Had we not been in Serena's capable hands, then the first of the eight wines of the evening would have had the shyer among us running for cover on its name alone: 1990 Kaseler Nies'chen, Riesling Kabinett, Reichsgraf von Kesselstatt. 'I personally adore Mosel-Saar- Ruwer wines,' breathed Serena, as the elixir was handed round. 'Absolutely typical, glorious, appley pale green / gold.' We tilted our glasses and held them against a white background to conduct our own examination.

Just as we were all about to go down and meet our bouquets, a cry came from the podium: 'Oh, no]' moaned Serena. 'I just got an unbelievable whiff of garlic. That must be Szechuan. I'm so sorry.' The Chinese restaurant next door had just stoked up the wok for the first order, and the powerful stench had made its way in through the window. 'Let's close those windows,' commanded Serena, lest our olfactory equipment be compromised.

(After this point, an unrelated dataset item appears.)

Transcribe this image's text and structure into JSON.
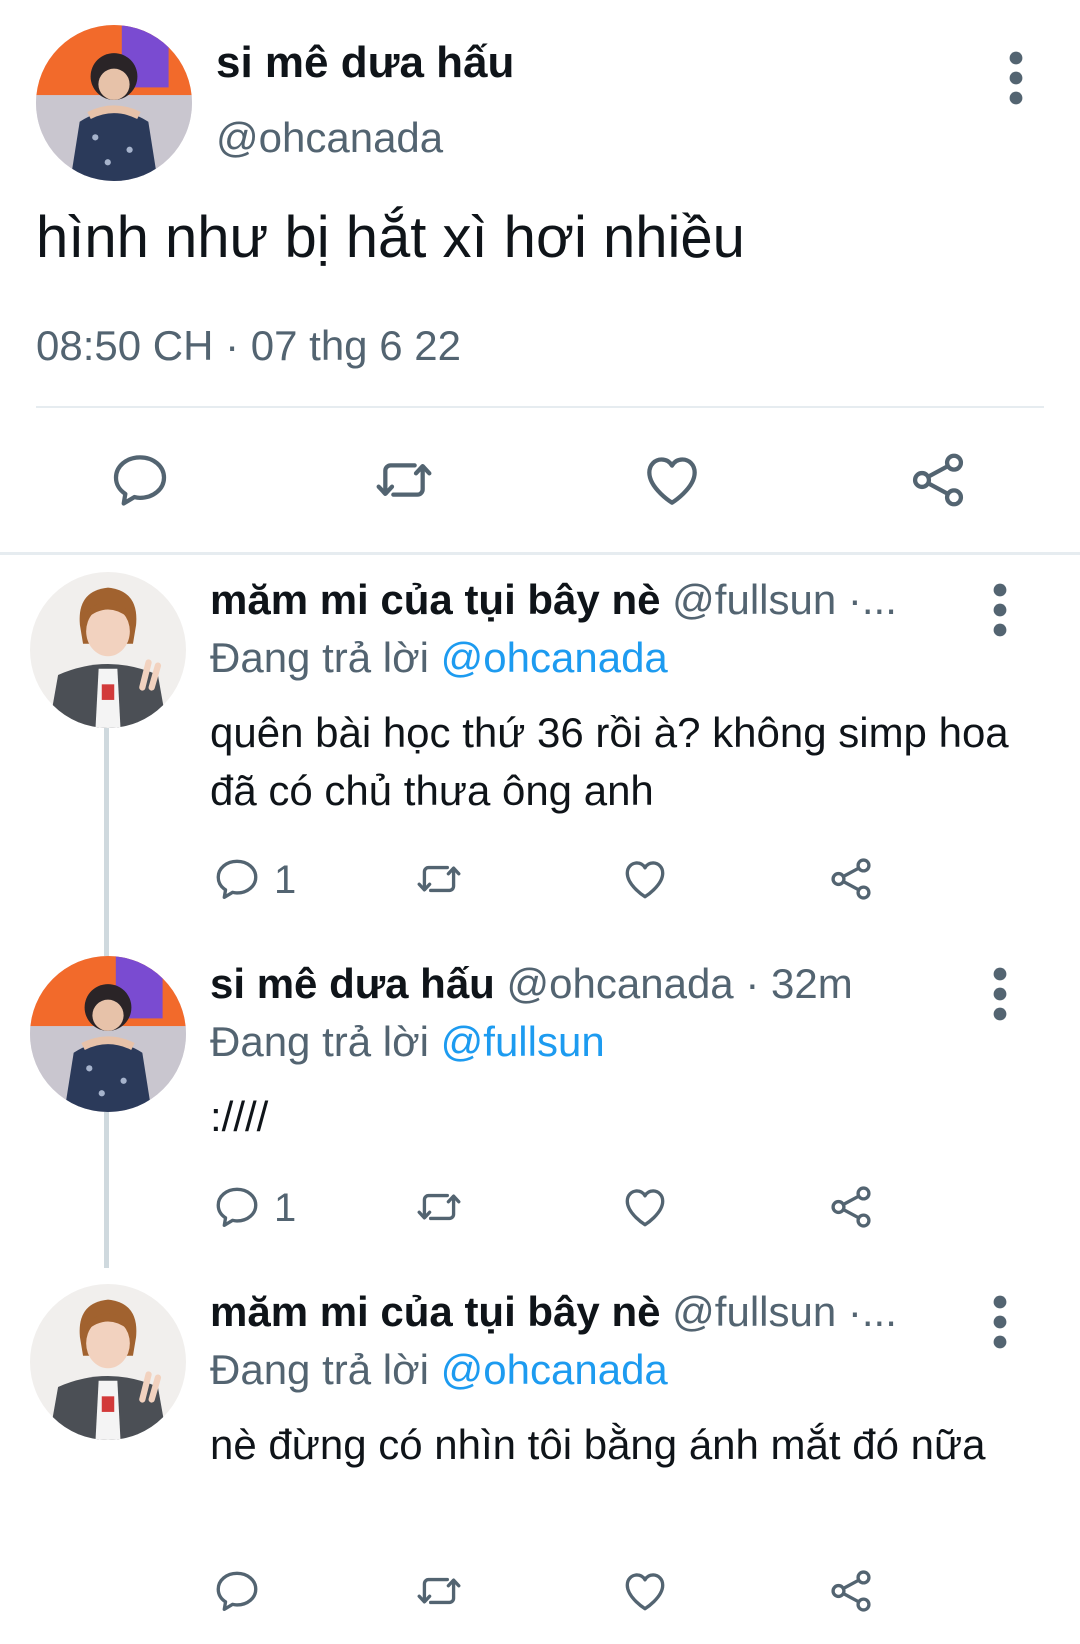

With the windows closed we were ready to smell. 'So, let's go in . . . One of the easiest wines to recognise - acute keen smell, apple blossom. You absolutely know it's top German Riesling.' What with the build-up, the aromatic Riesling and the garlic, my salivary glands had by now gone into overdrive. 'Right, here we go,' said Serena, adopting her high-diver's stance. 'The moment of pure concentration. Over the tip of the tongue - as it first comes in it's vital you pay attention. It will be more muted the second time around.'

Into glass No 2 went a finger of Montagny, Premier Cru, Olivier Leflaive - an example of the Chardonnay grape in action. 'Chardonnay has been the buzz grape variety of the last 10 years,' said Serena. 'It seems to appeal to absolutely everybody. Now the colour here is quite, quite different - a rich, yellow gold.' Charles, the dark-suited City type sitting next to me and making notes with a Concorde pen, did not seem convinced. 'I don't know about you,' he muttered, 'but they both look exactly the same to me.'

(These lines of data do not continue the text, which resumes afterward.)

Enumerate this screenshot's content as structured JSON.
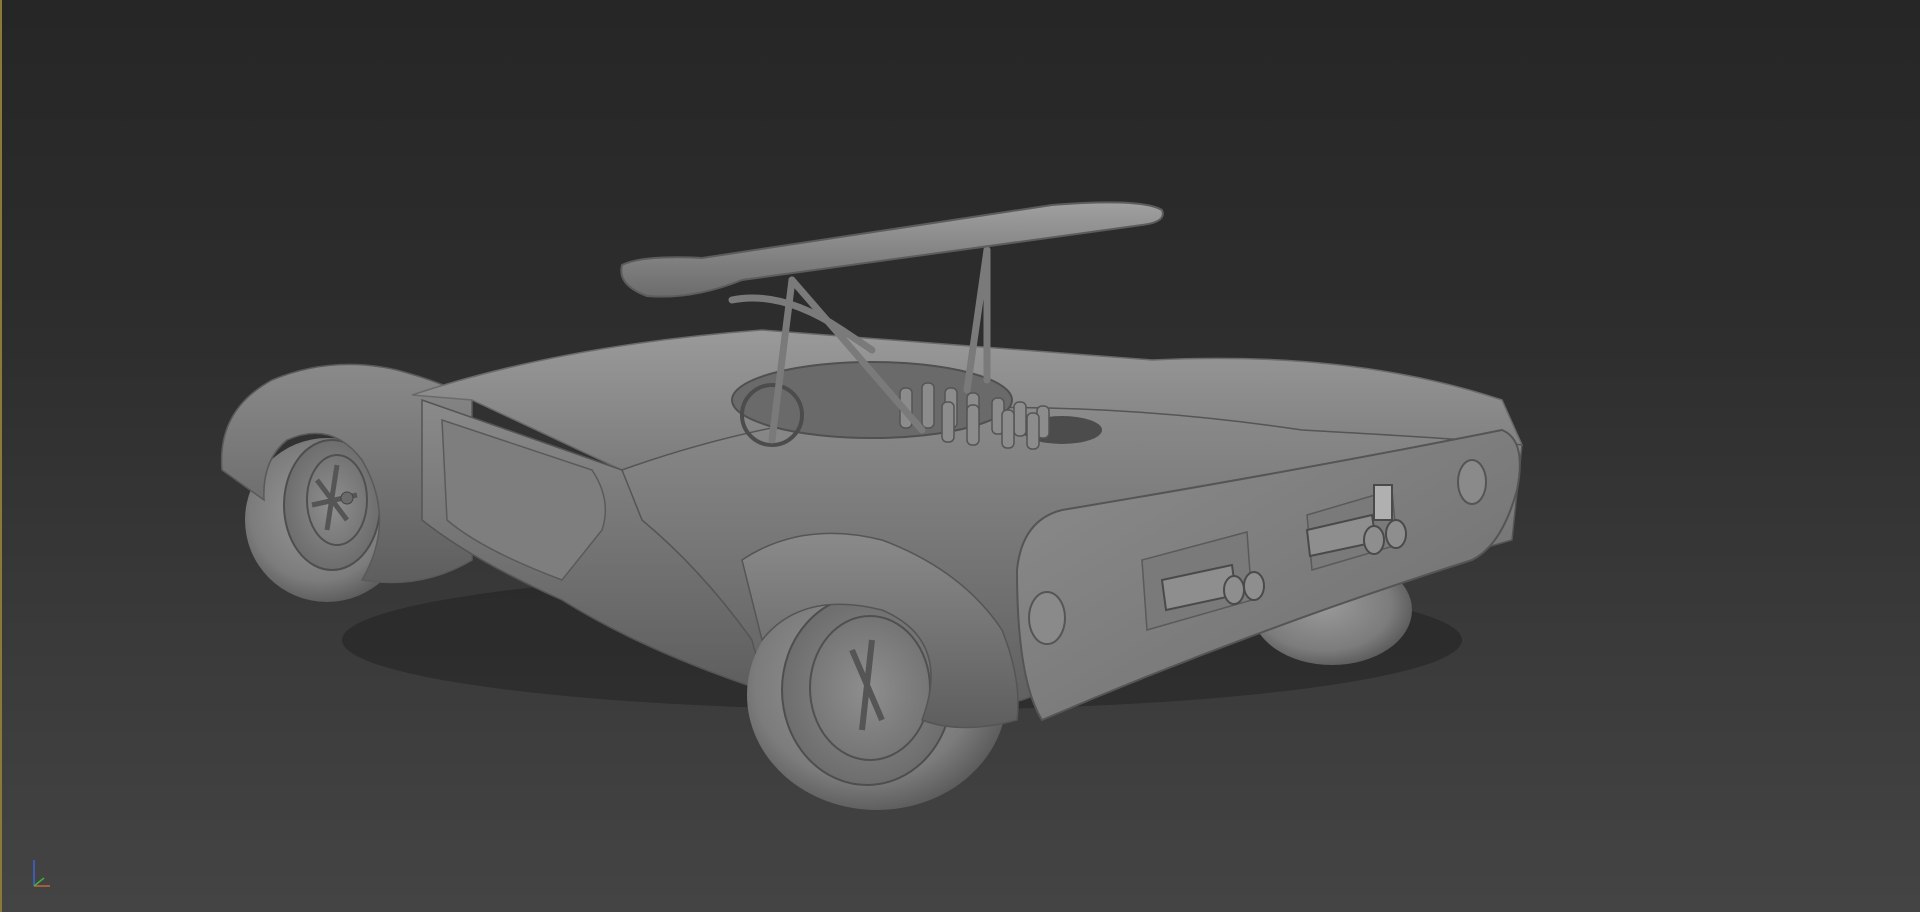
{
  "viewport": {
    "shading": "clay",
    "background_top": "#262626",
    "background_bottom": "#444444",
    "active_border_color": "#8a7a3a"
  },
  "model": {
    "subject": "race-car-clay-render"
  },
  "gizmo": {
    "x_color": "#c86432",
    "y_color": "#3cb43c",
    "z_color": "#3c64d2"
  }
}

Next up was Pouilly Blanc Fume, Jean- Claude Chatelain, an example of Sauvignon. I would hazard a guess that Sauvignon is not perhaps Serena's No 1 Grape. 'It's a grape that has transplanted very happily to what we fancifully call the New World,' she said, warning that some of its manifestations tend towards the 'coarse, vulgar and obvious'.

By now a warm, vaso-dilated bonhomie was permeating the room. At the desk in front a Middle Eastern man put his arm round his friend's shoulder. But we were falling behind time and so had to speed up for the reds. The Gamay grape was represented by a glass of St Amour, Les Poulets, Guy Patissier; Cabernet Sauvignon by a Chateau Chasse Spleen, Grand Cru Bourgeois Exceptionnel - 'deep, intense, serious . . . what a massive flavour'; Zinfandel by 'one truly wild animal' - Zinfandel, Pedroncelli, Sonoma, from California.

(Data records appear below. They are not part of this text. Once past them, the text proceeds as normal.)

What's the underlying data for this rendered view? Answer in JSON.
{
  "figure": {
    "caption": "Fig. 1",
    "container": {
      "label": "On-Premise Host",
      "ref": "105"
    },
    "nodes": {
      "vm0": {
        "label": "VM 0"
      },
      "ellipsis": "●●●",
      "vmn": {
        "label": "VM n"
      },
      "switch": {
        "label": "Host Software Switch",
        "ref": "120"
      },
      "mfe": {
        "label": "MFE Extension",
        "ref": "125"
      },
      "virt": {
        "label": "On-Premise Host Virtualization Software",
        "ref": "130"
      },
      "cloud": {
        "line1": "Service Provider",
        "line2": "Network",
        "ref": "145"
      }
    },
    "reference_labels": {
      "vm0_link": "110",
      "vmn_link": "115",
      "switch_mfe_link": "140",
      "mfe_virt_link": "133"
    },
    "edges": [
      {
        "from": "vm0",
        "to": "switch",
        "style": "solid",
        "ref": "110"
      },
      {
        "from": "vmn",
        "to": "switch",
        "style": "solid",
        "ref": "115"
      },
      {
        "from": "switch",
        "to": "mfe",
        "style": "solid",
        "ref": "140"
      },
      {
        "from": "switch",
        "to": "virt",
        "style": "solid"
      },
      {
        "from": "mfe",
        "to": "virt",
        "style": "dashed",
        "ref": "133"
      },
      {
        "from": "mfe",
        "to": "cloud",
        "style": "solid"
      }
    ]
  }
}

Throughout Serena took us through all the characteristics and quirks of each grape: the late ripening of the Riesling; the high skin / juice ratio of the Cabernet Sauvignon, which creates tannin, the agent that dries the roof of the mouth; the perils of overchilling white Burgundy; the mysterious origins, possibly southern Italian, of the Zinfandel. Many notes were made and taken away.

She came to her finale with port. 'What is this beast?' she cried, as the liquid was poured into our eighth glass (a Croft 1982.) 'It roves on the palate. The alcohol is almost completely submerged.' And it did, and it was. We filed out on to the street flushed and with our fact files fuller than before. Try saying that after a wine tasting without a spittoon.

Sotheby's next course begins in September. Details on 071-323 5775.

(Photographs omitted)